--- EXERCISE DATA Enclosed Below ---

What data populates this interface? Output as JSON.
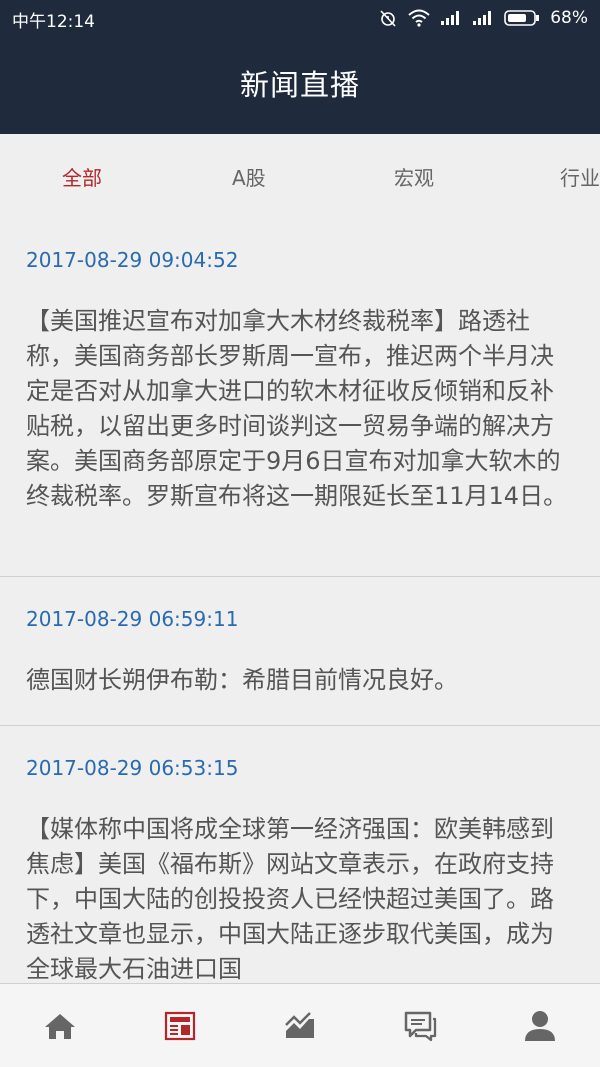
{
  "status_bar": {
    "time": "中午12:14",
    "battery": "68%",
    "icons": [
      "alarm-off-icon",
      "wifi-icon",
      "signal-icon",
      "signal-icon",
      "battery-icon"
    ]
  },
  "header": {
    "title": "新闻直播"
  },
  "tabs": [
    {
      "label": "全部",
      "active": true
    },
    {
      "label": "A股",
      "active": false
    },
    {
      "label": "宏观",
      "active": false
    },
    {
      "label": "行业",
      "active": false
    }
  ],
  "news": [
    {
      "timestamp": "2017-08-29 09:04:52",
      "content": "【美国推迟宣布对加拿大木材终裁税率】路透社称，美国商务部长罗斯周一宣布，推迟两个半月决定是否对从加拿大进口的软木材征收反倾销和反补贴税，以留出更多时间谈判这一贸易争端的解决方案。美国商务部原定于9月6日宣布对加拿大软木的终裁税率。罗斯宣布将这一期限延长至11月14日。"
    },
    {
      "timestamp": "2017-08-29 06:59:11",
      "content": "德国财长朔伊布勒：希腊目前情况良好。"
    },
    {
      "timestamp": "2017-08-29 06:53:15",
      "content": "【媒体称中国将成全球第一经济强国：欧美韩感到焦虑】美国《福布斯》网站文章表示，在政府支持下，中国大陆的创投投资人已经快超过美国了。路透社文章也显示，中国大陆正逐步取代美国，成为全球最大石油进口国"
    }
  ],
  "bottom_nav": [
    {
      "icon": "home-icon",
      "active": false
    },
    {
      "icon": "news-icon",
      "active": true
    },
    {
      "icon": "chart-icon",
      "active": false
    },
    {
      "icon": "chat-icon",
      "active": false
    },
    {
      "icon": "user-icon",
      "active": false
    }
  ],
  "colors": {
    "header_bg": "#1f2a3d",
    "accent": "#b3262a",
    "timestamp": "#2a6aaf",
    "nav_icon": "#666666"
  }
}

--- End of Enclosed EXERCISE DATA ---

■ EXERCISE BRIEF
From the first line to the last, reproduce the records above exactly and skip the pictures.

■ ANSWER BELOW
What data populates this interface? Output as JSON.
{
  "status_bar": {
    "time": "中午12:14",
    "battery": "68%",
    "icons": [
      "alarm-off-icon",
      "wifi-icon",
      "signal-icon",
      "signal-icon",
      "battery-icon"
    ]
  },
  "header": {
    "title": "新闻直播"
  },
  "tabs": [
    {
      "label": "全部",
      "active": true
    },
    {
      "label": "A股",
      "active": false
    },
    {
      "label": "宏观",
      "active": false
    },
    {
      "label": "行业",
      "active": false
    }
  ],
  "news": [
    {
      "timestamp": "2017-08-29 09:04:52",
      "content": "【美国推迟宣布对加拿大木材终裁税率】路透社称，美国商务部长罗斯周一宣布，推迟两个半月决定是否对从加拿大进口的软木材征收反倾销和反补贴税，以留出更多时间谈判这一贸易争端的解决方案。美国商务部原定于9月6日宣布对加拿大软木的终裁税率。罗斯宣布将这一期限延长至11月14日。"
    },
    {
      "timestamp": "2017-08-29 06:59:11",
      "content": "德国财长朔伊布勒：希腊目前情况良好。"
    },
    {
      "timestamp": "2017-08-29 06:53:15",
      "content": "【媒体称中国将成全球第一经济强国：欧美韩感到焦虑】美国《福布斯》网站文章表示，在政府支持下，中国大陆的创投投资人已经快超过美国了。路透社文章也显示，中国大陆正逐步取代美国，成为全球最大石油进口国"
    }
  ],
  "bottom_nav": [
    {
      "icon": "home-icon",
      "active": false
    },
    {
      "icon": "news-icon",
      "active": true
    },
    {
      "icon": "chart-icon",
      "active": false
    },
    {
      "icon": "chat-icon",
      "active": false
    },
    {
      "icon": "user-icon",
      "active": false
    }
  ],
  "colors": {
    "header_bg": "#1f2a3d",
    "accent": "#b3262a",
    "timestamp": "#2a6aaf",
    "nav_icon": "#666666"
  }
}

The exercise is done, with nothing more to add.